John Tenniel and the American Civil War. Best known for his illustrations for Alice in Wonderland, John Tenniel also produced political cartoons for the British magazine Punch. This sites collects 54 of Tenniel's cartoons dealing with the American Civil War. In addition to the cartoons themselves, the site gives an explanation of the symbols and props in each cartoon and places them context with then-current events and issues. [more inside]
As Labor Day 2006 winds to a close, America's long & twisted history with Organized Labor seems to never come to rest on any one side of the fence, opinion wise. While we hate the idea of the evil CEO crushing the employees underfoot, there's something profoundly un-American about bolshevikism. This excellent collection of political cartoons from Life Magazine from the early decades of the 20th Century explores both sides of the debate, reminding us at the end of the day that nobody loves a fat man.

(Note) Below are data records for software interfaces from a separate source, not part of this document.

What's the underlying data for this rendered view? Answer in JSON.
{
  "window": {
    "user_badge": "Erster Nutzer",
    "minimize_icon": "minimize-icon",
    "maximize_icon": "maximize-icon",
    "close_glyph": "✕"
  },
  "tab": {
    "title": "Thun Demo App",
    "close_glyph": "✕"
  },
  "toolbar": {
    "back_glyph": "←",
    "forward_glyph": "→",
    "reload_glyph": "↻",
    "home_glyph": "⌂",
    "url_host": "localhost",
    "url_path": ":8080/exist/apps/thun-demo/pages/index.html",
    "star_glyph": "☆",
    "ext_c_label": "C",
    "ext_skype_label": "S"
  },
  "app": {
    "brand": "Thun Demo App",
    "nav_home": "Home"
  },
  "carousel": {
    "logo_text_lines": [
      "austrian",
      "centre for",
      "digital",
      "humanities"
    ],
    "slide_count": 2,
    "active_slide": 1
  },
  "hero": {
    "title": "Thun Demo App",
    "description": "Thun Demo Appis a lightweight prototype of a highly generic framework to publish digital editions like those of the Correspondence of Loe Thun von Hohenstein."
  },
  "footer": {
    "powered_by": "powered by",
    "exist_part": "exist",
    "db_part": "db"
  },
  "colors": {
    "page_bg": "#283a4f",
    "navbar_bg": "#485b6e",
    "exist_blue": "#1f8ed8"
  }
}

'He's God's gift to today's political cartoonist': Misunderestimating the President through Cartoons, an exhibition of the work of leading political cartoonists from both the UK and the United States focusing on their depictions of George Bush, opens today in London at the Political Cartoon Gallery. Watch the video report from Channel 4 and read essays on the history of political cartoons.
Eulogy of George W. Bush A comic of a far-right debate show hosted by Jerry Falwell and Pat Buchanan looks back on the presidency of George W. Bush in 2024. See them also debate Gay, Marriage, The Pledge, and Private Security in Iraq. Also, you might want to see as special guest Donal Rumsfeld Discovers Catch-22!
Political Cartoons from US Presidential Elections 1860-84. Related interest :- American Political Prints 1766-1876; the World of Thomas Nast; British General Election Cartoons 1959-97; Madam & Eve, a popular cartoon about the new South Africa; The Censored Cartoons Page, 'a guide to the cuts and edits which have been rendered to the classic cartoons of Warner Brothers, MGM, Paramount, and other studios when broadcast on television ... ' ; Iranian Cartoons; the London Cartoon Gallery.
Political cartoons, and lots of them. Updated daily. Better than the Daily Show.